00 NOT BUY VEAL SWANSEA BUTCHER'S WARNING TO THE PUBLIC. ACTION IN COWEI According to authorities with whom a representative has discussed the question to-day, a very serious situation in regard to the national meat supply will soon be evident unless the Board of Agriculture —or the public-takes steps to prevent the abnormal slaughter of calves now proceeding. There is reason to believe that the Board is making thorough in- vestigation on the subject. The first view being that farmers are getting rid of young stock in conse- quence, to no small extent, of a fear that that prices of feeding stuffs will go still higher. A Swansea miller was asked whether there was ground for this idea. He could find no justification for it, lie said, adding that in his opinion the outlook for food- stuffs was such. and the price of beef so high, that it would pay even the farmer to rear his young stock instead of gelling. Why Farmers are Selling, Xo. it is not because farmers think foodstuffs will go higher that' they are eelling calves for slaughter," said a veil- known Swansea butcher. They are sell- ing because they can get big prices for them. And you can take it from me they are getting huge prices—as much as they would usually get for animals six month" older—because calves have risen in eym- pathy with every thing else. But we are killing stuff that ought not to be sold. It is a sin to kill theee calves, because they will he a lot better later. Besides, there will be a worsa shortage than ever later on unless some- thing is done; it is not felt at first, but in a couple of years1 time the lots of calves iit this rate will mean a serious shortage. Swansea butchers have realised tiiig. and at a meeting this week decided to ask the Board of Agriculture to prevent the killing of calves except during the veal season. If the Board, or the Government, will not take steps it rests with the pub- lie; they ought not to buy veal. The irony of it is that, of course, the calves that make the best veal now would, if kept, make the best beef later; yet, in the western agricultural counties, hun- dreds of calves are being sold, and I don't suppose a tenth of them are being used for stock. The Right Thing in Gower. In Gower the majority of the farmera are doing the right thing; young stock has been sold,, but the majority are now doing their best to make up for this by keeping what they have and rearing them.
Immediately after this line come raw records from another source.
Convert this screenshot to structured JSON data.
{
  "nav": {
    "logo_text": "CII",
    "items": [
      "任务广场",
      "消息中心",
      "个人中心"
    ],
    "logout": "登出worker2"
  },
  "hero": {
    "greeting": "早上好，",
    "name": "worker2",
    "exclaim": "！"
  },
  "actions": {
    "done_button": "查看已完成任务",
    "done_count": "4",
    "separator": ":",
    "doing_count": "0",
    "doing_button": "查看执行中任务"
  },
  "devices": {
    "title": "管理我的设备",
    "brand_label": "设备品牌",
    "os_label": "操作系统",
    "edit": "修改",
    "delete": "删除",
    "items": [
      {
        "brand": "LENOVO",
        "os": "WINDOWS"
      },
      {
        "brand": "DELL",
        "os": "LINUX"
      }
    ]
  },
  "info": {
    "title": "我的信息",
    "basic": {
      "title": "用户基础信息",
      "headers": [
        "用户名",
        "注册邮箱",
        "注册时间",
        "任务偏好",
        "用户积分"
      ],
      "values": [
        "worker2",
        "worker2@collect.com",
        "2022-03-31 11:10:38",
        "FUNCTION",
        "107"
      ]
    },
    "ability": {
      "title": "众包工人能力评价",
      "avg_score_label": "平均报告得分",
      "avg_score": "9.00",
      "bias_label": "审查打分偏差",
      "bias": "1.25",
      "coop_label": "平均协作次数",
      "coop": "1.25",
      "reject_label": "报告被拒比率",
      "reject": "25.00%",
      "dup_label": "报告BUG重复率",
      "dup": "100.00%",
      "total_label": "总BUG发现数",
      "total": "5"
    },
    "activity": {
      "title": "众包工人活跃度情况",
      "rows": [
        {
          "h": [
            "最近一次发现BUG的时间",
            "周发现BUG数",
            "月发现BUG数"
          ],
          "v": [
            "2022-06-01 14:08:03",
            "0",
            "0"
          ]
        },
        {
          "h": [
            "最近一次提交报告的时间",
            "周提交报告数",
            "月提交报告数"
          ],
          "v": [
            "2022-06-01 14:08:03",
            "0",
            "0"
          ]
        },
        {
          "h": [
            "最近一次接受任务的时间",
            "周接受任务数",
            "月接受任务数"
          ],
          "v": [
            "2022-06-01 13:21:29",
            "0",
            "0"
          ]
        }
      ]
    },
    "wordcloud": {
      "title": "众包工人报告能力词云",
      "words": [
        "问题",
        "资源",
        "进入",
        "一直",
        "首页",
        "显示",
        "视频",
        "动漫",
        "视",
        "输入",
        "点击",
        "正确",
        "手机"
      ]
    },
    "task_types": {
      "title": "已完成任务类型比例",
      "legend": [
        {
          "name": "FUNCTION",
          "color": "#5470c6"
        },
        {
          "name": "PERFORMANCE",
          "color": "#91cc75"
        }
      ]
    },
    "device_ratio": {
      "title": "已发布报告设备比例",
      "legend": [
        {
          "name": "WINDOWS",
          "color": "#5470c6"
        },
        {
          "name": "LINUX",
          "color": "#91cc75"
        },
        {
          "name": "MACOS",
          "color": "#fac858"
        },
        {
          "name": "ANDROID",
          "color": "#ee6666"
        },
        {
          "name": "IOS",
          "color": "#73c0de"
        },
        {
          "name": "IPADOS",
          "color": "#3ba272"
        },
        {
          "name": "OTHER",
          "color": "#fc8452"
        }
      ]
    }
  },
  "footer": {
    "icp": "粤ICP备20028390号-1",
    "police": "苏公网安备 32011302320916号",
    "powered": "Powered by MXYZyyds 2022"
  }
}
Gower, however, comes under a different category; it is not a dairy, but more of a feeding country. That is where it differs from the western coun- tries in which hundreds of calves are being sold." A gentleman who knows Gower agri- culture well agi-e,-(t ihat while in some parts of Wales calves were being killed in abnormal numbers, this was not true of Gower. Influence had been exercised in the riglit direction, and they were not now killing calves to any extent. As a matter of fact, they were buying as many as they could to rear. The beef Season in Gower was practically finished, and future sales would be of sheep. There was no alteration in the method of farm- ing.
MOTOR GAR FAMINE. I R.E.Jones (GARAGES), LTD., HAVE THE LARGEST STOCK OF NEW CARS IN THE COUNTRY. 11 H.P. Four-Seater Humber, Lighting and Starting Set =I Ita. 15/18 H.P. Buick Two-Seater, Lighting and Starting Set .£245 15/20 H.P. Studebaker Touring Car, Lighting and Starting Set .£260 16 H.P. De Luxe Darracq, Electric Light £ 475 12 H. P. Lion Pengeot .£368 10 H.P. Calthorpe Minor Coupe, Elec- tric Light .1.237 9 H.P. Renault Light Van .£251 28 H.P. Ford Runabout (Delivery Extra) .1115 Two 6 H.P. Baby Pengeot Chassis.£115 (All the above Cars actually in stock.) AUdays 4 Cyl. Light Car.£1t5 Alldays 4 Cyl. Light Car £ 195 10 H.H. A.C. Light Car .£115 10 H.P. Singer, Electric Light.J. £ 225 It H.P. La Ponette .£2S8 10 H.P. Humber; etc., etc. (The above due for prompt delivery.) ALSO A FINE STOCK OF SECOND- HAND CARS. SWANSEA and CARDIFF. 1 111 Printed and Published for the swint-eal Press. Ltd., by ABTHT3R PABlfliLU HIGHAM, at Leader Buildings, Swansea.,